# Records from a collection:
--- --- ---
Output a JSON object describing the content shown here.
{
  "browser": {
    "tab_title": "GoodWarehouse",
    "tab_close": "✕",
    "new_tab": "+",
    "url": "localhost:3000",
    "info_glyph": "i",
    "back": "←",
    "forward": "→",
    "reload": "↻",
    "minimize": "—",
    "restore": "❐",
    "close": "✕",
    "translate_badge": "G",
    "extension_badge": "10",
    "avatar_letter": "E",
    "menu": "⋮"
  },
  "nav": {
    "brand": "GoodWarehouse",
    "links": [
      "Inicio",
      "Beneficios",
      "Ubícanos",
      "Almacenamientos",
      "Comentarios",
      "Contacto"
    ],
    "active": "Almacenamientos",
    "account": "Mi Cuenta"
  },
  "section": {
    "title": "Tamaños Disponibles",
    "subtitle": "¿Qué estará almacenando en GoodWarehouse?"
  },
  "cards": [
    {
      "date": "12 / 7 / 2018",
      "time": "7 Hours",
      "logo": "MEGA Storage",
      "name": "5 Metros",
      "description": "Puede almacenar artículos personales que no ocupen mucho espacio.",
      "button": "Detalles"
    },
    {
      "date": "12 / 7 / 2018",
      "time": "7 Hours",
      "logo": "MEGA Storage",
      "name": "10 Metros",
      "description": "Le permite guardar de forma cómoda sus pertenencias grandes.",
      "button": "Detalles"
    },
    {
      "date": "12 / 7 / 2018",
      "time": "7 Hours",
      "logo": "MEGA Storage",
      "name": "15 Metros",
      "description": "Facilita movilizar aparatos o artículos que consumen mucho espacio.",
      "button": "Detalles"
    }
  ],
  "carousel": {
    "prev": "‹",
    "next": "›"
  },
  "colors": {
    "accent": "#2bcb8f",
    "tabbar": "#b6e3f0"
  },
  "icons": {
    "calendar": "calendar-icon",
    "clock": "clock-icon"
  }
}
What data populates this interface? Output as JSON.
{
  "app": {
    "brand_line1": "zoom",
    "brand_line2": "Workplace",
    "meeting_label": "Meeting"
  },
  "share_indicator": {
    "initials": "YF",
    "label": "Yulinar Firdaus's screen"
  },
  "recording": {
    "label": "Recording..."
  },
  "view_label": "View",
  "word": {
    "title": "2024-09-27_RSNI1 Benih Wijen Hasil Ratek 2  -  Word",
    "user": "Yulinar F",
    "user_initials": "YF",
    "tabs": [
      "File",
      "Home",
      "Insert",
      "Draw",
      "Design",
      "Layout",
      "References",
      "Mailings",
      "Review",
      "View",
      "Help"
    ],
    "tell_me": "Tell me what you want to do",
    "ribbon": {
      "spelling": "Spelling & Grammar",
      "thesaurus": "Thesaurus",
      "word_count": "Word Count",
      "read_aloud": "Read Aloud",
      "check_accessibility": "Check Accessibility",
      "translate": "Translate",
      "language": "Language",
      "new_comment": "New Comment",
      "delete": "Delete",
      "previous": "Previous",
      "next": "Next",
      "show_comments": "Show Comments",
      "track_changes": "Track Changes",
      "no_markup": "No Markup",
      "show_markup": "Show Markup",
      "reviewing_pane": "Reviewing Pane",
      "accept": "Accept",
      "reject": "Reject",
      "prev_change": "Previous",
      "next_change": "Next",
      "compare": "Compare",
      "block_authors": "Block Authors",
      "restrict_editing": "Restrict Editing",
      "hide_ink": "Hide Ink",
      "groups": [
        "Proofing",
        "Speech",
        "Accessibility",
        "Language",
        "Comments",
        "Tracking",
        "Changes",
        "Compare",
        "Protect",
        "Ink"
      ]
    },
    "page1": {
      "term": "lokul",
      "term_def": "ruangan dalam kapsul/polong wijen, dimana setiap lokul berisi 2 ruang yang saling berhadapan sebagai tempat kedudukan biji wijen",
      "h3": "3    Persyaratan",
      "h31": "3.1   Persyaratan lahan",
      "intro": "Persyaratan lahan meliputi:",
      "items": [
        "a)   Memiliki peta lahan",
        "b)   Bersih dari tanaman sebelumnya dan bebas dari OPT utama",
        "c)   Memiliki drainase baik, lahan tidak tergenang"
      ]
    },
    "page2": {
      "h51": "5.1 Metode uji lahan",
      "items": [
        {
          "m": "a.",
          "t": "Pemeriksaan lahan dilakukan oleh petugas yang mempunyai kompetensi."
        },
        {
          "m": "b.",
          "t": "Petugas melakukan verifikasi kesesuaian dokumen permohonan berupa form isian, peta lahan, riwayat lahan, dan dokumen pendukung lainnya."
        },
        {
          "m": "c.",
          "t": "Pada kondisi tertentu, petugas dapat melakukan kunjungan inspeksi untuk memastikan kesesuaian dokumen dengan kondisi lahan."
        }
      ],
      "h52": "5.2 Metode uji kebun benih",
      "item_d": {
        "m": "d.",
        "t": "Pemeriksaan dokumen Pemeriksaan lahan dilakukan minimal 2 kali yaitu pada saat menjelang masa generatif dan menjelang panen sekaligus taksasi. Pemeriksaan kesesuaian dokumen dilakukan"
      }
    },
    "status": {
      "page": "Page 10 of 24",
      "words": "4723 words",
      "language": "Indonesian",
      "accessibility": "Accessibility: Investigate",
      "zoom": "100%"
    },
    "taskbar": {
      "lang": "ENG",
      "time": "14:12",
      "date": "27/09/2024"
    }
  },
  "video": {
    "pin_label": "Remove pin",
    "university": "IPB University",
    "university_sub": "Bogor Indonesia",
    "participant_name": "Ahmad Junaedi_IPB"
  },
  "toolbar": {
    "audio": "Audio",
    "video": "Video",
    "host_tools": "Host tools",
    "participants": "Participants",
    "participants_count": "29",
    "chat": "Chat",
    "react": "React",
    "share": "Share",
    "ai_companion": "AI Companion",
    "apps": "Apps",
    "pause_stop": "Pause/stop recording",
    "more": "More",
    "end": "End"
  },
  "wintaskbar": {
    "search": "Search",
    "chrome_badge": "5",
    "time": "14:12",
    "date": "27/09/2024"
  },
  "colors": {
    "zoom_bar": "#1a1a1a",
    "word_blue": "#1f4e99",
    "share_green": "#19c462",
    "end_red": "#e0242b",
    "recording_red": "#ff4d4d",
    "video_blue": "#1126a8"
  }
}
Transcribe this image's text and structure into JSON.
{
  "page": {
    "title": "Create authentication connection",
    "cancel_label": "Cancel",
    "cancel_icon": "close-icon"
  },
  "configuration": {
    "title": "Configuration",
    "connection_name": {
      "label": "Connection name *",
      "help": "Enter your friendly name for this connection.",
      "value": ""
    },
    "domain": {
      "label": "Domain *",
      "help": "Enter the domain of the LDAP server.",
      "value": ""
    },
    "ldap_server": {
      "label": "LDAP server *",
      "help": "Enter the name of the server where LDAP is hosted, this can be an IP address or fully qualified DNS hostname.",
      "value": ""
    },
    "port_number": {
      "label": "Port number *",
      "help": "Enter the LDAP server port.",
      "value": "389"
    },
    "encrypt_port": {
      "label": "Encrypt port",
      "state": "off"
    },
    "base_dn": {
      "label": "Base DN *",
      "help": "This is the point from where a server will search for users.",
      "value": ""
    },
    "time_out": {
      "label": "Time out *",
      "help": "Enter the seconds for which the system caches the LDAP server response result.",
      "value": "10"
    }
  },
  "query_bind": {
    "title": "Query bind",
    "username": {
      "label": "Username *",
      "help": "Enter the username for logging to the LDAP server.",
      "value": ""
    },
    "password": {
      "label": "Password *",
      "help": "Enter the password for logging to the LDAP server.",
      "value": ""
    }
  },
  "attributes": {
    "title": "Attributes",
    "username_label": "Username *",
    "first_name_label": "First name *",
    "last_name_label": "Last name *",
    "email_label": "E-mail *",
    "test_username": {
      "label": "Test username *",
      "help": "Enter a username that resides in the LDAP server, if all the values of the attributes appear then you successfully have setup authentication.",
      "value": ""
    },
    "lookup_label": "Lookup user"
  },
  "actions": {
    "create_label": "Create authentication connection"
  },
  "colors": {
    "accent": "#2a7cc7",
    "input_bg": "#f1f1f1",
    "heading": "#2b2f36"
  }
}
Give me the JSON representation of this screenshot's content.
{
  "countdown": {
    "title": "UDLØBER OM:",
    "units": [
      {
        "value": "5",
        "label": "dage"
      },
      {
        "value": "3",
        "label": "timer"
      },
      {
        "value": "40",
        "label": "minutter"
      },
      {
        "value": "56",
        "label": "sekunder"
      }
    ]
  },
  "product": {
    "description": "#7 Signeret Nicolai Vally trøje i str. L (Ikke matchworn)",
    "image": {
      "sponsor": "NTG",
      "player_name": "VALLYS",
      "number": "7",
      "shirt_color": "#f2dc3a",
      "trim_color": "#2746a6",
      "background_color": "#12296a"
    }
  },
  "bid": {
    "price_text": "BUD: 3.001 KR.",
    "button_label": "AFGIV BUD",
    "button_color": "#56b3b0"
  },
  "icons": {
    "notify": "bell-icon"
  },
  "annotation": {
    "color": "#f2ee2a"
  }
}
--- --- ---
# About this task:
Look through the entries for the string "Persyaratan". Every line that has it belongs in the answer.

# Solution for this task:
      "h3": "3    Persyaratan",
      "h31": "3.1   Persyaratan lahan",
      "intro": "Persyaratan lahan meliputi:",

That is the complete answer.